The narrative proceeds from the simplicity of a fairy tale into a complex novel of moral ambiguity and aftershocks, with revelations that continue through decades and generations until the very last page. It is the story of two brothers in India who are exceptionally close to each other and yet completely different. Older by 15 months, Subhash is cautious and careful, not prone to taking any risks, unlike his impetuous brother Udayan, the younger but the leader in their various escapades. Inseparable in their Calcutta boyhoods, they eventually take very different paths, with Subhash moving to America to pursue his education and an academic career in scientific research, while Udayan becomes increasingly and clandestinely involved in Indian radical militancy. “The chief task of the new party was to organize the peasantry,” writes the novelist (Unaccustomed Earth, 2008, etc.). “The tactic would be guerrilla warfare. The enemy was the Indian state.” The book's straightforward, declarative sentences will ultimately force the characters and the reader to find meaning in the space between them. While Udayan characteristically defies his parents by returning home with a wife he has impulsively courted rather than submitting to an arranged marriage, Subhash waits for his own life to unfold: “He wondered what woman his parents would choose for him. He wondered when it would be. Getting married would mean returning to Calcutta. In that sense he was in no hurry.” Yet crisis returns him to Calcutta, and when he resumes his life in America, he has a pregnant wife and, soon, a daughter. The rest of the novel spans more than four decades in the life of this family, shaped and shaken by the events that have brought them together and tear them apart—“a family of solitaries [that]...had collided and dispersed.”

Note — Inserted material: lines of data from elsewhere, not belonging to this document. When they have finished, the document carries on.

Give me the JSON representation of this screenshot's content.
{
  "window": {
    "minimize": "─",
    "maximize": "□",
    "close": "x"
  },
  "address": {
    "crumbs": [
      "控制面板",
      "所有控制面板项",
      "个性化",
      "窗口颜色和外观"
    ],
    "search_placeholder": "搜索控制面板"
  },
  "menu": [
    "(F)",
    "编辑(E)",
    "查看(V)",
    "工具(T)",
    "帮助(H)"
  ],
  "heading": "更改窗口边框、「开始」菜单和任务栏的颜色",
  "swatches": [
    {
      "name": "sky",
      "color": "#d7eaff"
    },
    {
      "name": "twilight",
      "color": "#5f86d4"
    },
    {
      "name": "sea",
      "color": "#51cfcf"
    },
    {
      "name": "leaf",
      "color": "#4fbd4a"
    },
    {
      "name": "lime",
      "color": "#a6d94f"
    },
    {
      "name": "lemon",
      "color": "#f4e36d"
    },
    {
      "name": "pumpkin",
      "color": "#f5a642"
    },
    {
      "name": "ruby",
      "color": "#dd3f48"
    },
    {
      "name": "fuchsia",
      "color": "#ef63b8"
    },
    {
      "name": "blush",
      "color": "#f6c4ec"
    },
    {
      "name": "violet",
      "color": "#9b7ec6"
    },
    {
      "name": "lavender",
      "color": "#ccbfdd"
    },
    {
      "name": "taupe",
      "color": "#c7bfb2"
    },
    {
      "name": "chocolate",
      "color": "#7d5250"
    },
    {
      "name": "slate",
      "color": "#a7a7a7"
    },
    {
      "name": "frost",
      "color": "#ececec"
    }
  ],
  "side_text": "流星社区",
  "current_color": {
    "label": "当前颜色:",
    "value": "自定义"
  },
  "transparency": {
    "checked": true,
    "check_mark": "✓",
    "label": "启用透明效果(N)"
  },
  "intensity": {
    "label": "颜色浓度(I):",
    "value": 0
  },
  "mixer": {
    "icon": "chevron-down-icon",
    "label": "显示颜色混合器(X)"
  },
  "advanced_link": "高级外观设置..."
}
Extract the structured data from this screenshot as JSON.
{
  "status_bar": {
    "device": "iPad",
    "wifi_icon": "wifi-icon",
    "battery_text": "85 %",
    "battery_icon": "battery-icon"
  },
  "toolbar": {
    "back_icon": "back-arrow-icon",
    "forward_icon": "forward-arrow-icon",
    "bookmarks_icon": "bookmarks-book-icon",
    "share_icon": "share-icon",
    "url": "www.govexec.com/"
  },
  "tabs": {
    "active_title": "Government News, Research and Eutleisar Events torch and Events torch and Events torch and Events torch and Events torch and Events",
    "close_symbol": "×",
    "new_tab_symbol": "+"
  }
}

Though Lahiri has previously earned greater renown for her short stories, this masterful novel deserves to attract an even wider readership.